◆ **WHAT TO DO**:
Search the material for the string "image", then show every line where it turns up.

● ● ●

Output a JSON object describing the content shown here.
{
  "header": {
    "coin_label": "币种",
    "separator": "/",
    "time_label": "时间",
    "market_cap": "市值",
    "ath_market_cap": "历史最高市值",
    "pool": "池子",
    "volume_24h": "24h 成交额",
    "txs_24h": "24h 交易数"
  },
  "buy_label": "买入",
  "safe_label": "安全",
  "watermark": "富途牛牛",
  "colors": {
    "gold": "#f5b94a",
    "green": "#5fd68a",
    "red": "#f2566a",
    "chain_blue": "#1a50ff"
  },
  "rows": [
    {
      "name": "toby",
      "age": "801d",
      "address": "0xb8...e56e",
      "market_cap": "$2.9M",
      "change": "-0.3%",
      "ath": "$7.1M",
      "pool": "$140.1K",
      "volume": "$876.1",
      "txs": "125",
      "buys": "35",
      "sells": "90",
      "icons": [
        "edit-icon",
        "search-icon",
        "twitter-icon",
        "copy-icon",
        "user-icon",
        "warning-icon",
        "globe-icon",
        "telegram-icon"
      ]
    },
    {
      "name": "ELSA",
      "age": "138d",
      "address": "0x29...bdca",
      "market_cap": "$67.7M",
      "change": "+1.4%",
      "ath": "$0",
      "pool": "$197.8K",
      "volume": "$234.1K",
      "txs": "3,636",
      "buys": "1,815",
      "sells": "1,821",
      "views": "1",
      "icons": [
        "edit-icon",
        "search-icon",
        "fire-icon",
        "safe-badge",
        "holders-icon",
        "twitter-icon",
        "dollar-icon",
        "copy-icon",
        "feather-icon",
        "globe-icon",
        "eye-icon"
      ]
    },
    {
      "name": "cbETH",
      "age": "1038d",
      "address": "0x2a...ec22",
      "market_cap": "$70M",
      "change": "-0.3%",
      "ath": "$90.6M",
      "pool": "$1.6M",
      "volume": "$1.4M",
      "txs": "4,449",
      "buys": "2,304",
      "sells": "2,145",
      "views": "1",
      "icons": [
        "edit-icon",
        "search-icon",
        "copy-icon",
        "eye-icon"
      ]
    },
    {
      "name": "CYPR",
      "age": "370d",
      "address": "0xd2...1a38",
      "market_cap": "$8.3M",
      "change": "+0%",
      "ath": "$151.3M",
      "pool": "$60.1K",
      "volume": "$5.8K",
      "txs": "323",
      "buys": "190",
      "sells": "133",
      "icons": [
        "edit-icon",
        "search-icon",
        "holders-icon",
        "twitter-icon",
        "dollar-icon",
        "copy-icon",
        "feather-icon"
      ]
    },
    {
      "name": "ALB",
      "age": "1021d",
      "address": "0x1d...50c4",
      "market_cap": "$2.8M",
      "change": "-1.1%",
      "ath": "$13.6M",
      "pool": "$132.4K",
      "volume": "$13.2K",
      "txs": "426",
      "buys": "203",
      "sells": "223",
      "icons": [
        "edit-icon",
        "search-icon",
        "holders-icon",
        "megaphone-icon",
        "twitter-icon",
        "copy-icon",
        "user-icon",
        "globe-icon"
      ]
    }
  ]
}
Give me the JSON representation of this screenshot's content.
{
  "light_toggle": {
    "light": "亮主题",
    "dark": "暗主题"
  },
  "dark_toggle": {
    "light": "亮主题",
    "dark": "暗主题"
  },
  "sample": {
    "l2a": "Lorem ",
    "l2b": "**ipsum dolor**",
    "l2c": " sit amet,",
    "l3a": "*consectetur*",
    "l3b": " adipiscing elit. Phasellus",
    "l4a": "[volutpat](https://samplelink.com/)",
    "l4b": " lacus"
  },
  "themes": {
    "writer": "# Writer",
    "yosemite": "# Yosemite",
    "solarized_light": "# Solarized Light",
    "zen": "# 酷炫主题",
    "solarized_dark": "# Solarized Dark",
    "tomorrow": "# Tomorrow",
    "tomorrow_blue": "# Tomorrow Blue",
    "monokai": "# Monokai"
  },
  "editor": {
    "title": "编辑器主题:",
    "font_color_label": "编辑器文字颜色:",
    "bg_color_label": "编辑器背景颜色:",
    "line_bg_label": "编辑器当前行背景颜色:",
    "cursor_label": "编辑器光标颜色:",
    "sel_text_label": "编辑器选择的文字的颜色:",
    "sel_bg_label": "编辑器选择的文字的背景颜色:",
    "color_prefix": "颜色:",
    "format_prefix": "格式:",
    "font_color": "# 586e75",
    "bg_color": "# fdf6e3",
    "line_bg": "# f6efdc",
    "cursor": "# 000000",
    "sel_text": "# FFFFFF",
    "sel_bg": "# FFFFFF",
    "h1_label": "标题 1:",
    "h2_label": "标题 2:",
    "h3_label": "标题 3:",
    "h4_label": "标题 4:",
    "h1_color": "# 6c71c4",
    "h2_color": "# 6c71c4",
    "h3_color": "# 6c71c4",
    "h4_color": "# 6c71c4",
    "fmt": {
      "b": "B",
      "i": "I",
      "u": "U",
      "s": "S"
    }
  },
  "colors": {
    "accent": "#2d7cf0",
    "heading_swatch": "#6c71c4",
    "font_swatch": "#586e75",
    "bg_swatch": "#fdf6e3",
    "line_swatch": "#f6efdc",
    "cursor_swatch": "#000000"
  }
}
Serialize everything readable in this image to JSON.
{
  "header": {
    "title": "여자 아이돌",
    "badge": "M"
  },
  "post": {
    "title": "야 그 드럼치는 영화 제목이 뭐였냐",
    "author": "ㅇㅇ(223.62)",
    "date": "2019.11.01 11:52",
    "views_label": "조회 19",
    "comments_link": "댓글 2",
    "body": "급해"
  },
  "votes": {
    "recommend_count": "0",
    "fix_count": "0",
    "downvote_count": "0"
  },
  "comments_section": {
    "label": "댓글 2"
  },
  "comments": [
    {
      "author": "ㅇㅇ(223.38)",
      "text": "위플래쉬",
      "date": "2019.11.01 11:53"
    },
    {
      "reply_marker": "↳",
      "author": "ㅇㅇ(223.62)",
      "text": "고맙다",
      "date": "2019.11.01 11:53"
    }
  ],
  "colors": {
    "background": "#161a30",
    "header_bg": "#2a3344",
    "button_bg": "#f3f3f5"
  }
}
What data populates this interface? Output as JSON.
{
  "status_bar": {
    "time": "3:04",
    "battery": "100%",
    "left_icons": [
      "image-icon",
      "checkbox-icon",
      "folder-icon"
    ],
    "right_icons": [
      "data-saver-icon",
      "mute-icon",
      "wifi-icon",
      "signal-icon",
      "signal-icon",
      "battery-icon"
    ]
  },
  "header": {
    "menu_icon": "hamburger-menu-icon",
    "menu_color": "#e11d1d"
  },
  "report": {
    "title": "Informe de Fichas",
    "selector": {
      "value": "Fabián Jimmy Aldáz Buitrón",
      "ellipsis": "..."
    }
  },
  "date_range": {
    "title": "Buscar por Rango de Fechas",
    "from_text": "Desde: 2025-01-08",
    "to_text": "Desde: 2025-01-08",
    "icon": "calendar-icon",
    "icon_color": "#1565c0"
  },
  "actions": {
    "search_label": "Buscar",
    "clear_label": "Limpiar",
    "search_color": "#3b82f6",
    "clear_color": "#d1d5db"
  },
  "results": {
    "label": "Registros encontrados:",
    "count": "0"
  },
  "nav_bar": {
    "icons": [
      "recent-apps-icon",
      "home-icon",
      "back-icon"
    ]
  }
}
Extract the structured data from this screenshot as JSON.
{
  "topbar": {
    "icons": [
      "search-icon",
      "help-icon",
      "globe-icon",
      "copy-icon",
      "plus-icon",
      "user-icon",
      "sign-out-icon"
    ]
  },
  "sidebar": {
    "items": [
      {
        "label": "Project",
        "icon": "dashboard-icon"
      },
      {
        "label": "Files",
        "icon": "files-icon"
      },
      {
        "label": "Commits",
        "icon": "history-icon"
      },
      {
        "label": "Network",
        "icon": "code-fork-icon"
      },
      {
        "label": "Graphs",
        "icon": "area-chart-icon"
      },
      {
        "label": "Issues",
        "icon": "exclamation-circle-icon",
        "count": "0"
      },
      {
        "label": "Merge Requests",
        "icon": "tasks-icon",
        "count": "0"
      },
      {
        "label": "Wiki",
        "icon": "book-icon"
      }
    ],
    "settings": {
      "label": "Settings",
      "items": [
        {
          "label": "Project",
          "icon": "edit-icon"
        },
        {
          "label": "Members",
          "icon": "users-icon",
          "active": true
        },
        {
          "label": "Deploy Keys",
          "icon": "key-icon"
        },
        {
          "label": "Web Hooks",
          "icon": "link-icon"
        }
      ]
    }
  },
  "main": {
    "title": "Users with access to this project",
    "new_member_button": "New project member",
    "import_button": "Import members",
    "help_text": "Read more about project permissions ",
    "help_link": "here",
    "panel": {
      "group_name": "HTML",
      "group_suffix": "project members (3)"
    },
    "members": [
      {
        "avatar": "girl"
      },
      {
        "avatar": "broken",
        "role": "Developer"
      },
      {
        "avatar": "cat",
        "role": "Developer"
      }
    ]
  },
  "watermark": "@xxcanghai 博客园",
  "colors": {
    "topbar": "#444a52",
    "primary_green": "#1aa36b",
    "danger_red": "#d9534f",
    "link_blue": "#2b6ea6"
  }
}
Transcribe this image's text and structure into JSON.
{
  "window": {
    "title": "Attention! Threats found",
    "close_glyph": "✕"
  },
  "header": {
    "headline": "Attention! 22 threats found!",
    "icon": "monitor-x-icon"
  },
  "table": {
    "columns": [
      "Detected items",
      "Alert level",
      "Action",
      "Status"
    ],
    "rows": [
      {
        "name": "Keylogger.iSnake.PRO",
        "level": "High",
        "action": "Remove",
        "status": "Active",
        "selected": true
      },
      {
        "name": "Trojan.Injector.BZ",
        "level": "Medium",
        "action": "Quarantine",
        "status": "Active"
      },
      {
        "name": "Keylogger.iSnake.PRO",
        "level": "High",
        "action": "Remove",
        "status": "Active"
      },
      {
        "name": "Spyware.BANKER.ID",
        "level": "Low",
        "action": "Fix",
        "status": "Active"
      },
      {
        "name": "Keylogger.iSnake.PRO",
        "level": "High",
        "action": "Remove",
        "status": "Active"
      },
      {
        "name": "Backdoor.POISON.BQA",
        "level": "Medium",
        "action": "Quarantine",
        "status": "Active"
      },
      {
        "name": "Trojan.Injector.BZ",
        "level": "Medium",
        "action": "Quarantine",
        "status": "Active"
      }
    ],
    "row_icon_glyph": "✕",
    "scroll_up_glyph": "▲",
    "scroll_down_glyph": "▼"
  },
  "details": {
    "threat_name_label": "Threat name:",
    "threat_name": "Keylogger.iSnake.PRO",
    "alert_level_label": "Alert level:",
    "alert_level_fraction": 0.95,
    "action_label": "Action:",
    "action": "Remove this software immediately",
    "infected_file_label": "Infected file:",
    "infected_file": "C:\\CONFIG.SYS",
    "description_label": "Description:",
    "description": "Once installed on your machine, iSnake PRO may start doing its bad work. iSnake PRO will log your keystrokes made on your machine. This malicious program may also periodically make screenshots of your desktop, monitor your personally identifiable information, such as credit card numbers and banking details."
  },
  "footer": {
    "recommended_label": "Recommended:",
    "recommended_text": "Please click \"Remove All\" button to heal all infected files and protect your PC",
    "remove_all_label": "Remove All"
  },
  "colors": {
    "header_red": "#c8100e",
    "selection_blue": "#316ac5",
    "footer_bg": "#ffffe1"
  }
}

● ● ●

◆ **REPLY TO THE TASK**:
Serialize everything readable in this image to JSON.
      "image-icon",
Transcribe this image's text and structure into JSON.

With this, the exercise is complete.